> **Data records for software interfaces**
::::::::

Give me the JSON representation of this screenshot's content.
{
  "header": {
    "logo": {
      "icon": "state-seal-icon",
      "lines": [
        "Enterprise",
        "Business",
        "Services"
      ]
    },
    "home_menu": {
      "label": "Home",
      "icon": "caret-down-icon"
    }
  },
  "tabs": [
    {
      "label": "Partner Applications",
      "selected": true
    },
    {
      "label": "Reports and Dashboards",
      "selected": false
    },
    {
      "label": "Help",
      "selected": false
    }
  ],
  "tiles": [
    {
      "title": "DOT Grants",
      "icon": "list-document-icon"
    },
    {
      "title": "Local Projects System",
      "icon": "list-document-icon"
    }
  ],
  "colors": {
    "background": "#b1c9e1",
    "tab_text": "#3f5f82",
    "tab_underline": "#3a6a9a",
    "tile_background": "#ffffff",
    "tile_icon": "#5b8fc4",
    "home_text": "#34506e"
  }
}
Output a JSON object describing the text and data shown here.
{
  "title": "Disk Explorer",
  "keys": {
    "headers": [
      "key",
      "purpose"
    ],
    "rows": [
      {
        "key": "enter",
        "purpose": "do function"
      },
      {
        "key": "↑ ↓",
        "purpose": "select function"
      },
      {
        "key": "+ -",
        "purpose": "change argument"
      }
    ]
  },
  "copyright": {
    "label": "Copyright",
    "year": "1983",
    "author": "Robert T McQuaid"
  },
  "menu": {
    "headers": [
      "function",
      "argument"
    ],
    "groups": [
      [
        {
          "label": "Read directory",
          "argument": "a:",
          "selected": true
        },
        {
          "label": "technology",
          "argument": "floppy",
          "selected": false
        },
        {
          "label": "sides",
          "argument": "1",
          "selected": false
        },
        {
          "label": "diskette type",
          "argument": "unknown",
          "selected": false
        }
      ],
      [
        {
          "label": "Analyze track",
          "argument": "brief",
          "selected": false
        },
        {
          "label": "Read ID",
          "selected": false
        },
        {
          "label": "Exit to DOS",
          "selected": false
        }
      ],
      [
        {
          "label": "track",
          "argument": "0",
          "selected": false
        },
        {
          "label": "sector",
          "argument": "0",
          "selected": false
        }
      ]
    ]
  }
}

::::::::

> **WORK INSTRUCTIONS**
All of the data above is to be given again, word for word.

> **ANSWER SPACE**
Give me the JSON representation of this screenshot's content.
{
  "header": {
    "logo": {
      "icon": "state-seal-icon",
      "lines": [
        "Enterprise",
        "Business",
        "Services"
      ]
    },
    "home_menu": {
      "label": "Home",
      "icon": "caret-down-icon"
    }
  },
  "tabs": [
    {
      "label": "Partner Applications",
      "selected": true
    },
    {
      "label": "Reports and Dashboards",
      "selected": false
    },
    {
      "label": "Help",
      "selected": false
    }
  ],
  "tiles": [
    {
      "title": "DOT Grants",
      "icon": "list-document-icon"
    },
    {
      "title": "Local Projects System",
      "icon": "list-document-icon"
    }
  ],
  "colors": {
    "background": "#b1c9e1",
    "tab_text": "#3f5f82",
    "tab_underline": "#3a6a9a",
    "tile_background": "#ffffff",
    "tile_icon": "#5b8fc4",
    "home_text": "#34506e"
  }
}
Output a JSON object describing the text and data shown here.
{
  "title": "Disk Explorer",
  "keys": {
    "headers": [
      "key",
      "purpose"
    ],
    "rows": [
      {
        "key": "enter",
        "purpose": "do function"
      },
      {
        "key": "↑ ↓",
        "purpose": "select function"
      },
      {
        "key": "+ -",
        "purpose": "change argument"
      }
    ]
  },
  "copyright": {
    "label": "Copyright",
    "year": "1983",
    "author": "Robert T McQuaid"
  },
  "menu": {
    "headers": [
      "function",
      "argument"
    ],
    "groups": [
      [
        {
          "label": "Read directory",
          "argument": "a:",
          "selected": true
        },
        {
          "label": "technology",
          "argument": "floppy",
          "selected": false
        },
        {
          "label": "sides",
          "argument": "1",
          "selected": false
        },
        {
          "label": "diskette type",
          "argument": "unknown",
          "selected": false
        }
      ],
      [
        {
          "label": "Analyze track",
          "argument": "brief",
          "selected": false
        },
        {
          "label": "Read ID",
          "selected": false
        },
        {
          "label": "Exit to DOS",
          "selected": false
        }
      ],
      [
        {
          "label": "track",
          "argument": "0",
          "selected": false
        },
        {
          "label": "sector",
          "argument": "0",
          "selected": false
        }
      ]
    ]
  }
}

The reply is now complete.